* **WHAT YOU ARE ASKED TO DO**:
Take every line containing "location" from the material and copy it.

* **LISTED ENTRIES**:
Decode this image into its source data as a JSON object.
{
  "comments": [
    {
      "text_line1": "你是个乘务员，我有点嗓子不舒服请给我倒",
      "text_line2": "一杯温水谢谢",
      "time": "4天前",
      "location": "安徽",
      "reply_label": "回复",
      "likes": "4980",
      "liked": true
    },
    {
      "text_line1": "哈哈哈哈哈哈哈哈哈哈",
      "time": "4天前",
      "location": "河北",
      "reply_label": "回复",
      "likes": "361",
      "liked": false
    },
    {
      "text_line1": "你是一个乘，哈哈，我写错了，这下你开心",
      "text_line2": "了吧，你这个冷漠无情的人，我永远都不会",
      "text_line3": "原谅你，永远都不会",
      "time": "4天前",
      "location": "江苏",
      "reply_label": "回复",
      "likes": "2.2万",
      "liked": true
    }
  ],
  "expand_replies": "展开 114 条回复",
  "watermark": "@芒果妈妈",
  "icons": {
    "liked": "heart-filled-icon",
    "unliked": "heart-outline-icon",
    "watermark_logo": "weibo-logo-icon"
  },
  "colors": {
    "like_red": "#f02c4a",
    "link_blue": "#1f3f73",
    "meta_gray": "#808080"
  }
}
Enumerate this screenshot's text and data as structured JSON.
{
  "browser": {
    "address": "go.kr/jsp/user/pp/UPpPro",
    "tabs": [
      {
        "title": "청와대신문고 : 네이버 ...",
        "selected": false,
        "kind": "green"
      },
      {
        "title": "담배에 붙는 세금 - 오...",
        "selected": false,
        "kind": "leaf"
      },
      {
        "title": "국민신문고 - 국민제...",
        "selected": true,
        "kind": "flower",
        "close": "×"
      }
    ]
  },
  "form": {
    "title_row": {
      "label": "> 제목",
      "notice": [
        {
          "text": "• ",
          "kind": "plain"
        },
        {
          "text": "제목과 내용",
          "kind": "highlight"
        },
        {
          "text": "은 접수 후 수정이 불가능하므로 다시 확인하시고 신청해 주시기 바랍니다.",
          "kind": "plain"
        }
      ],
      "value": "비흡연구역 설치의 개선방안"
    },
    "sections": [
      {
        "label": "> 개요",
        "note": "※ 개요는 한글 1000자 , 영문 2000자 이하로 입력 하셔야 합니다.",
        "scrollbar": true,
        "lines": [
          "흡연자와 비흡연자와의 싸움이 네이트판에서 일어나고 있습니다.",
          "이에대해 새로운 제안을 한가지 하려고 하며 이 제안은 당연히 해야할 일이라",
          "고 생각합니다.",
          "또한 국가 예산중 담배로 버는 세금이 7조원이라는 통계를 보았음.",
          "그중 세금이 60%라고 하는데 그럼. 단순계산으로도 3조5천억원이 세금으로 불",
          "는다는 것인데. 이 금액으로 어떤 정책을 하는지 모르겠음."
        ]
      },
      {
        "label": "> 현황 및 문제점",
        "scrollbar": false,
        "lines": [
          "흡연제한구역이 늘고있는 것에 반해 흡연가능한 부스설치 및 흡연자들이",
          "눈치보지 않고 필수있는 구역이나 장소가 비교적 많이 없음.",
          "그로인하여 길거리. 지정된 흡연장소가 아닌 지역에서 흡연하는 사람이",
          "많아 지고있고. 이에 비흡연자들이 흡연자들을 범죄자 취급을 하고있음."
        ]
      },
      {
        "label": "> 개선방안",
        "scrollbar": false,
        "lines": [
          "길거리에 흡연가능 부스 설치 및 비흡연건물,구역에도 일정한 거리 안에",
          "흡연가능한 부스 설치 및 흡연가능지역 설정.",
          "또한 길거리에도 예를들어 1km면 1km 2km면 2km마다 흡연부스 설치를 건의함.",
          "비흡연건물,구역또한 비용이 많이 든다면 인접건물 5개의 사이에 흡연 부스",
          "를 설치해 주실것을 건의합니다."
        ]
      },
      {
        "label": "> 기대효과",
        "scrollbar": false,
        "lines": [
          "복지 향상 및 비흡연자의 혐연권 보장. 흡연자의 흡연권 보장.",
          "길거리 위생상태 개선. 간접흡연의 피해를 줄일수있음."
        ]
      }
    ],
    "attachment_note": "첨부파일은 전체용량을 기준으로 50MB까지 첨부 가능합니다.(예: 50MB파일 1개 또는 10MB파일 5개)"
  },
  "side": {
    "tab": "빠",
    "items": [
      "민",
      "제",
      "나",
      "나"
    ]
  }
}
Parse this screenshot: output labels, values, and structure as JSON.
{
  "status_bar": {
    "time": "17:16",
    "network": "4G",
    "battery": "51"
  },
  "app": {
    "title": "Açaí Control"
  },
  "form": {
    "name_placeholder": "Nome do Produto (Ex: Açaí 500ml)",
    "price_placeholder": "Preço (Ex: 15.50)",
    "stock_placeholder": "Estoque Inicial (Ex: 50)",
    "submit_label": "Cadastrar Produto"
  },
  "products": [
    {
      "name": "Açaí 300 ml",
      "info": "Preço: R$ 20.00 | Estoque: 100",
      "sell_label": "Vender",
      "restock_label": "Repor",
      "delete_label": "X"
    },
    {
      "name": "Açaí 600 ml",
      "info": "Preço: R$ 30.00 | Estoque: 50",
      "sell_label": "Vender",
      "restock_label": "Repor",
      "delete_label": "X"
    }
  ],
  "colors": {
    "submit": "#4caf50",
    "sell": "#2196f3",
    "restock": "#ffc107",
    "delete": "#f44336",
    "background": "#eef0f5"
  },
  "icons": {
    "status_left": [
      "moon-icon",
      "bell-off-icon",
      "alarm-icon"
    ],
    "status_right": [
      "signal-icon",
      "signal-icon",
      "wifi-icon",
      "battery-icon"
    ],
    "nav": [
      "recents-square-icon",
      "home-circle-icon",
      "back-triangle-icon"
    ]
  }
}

* **ANSWER BOX**:
      "location": "安徽",
      "location": "河北",
      "location": "江苏",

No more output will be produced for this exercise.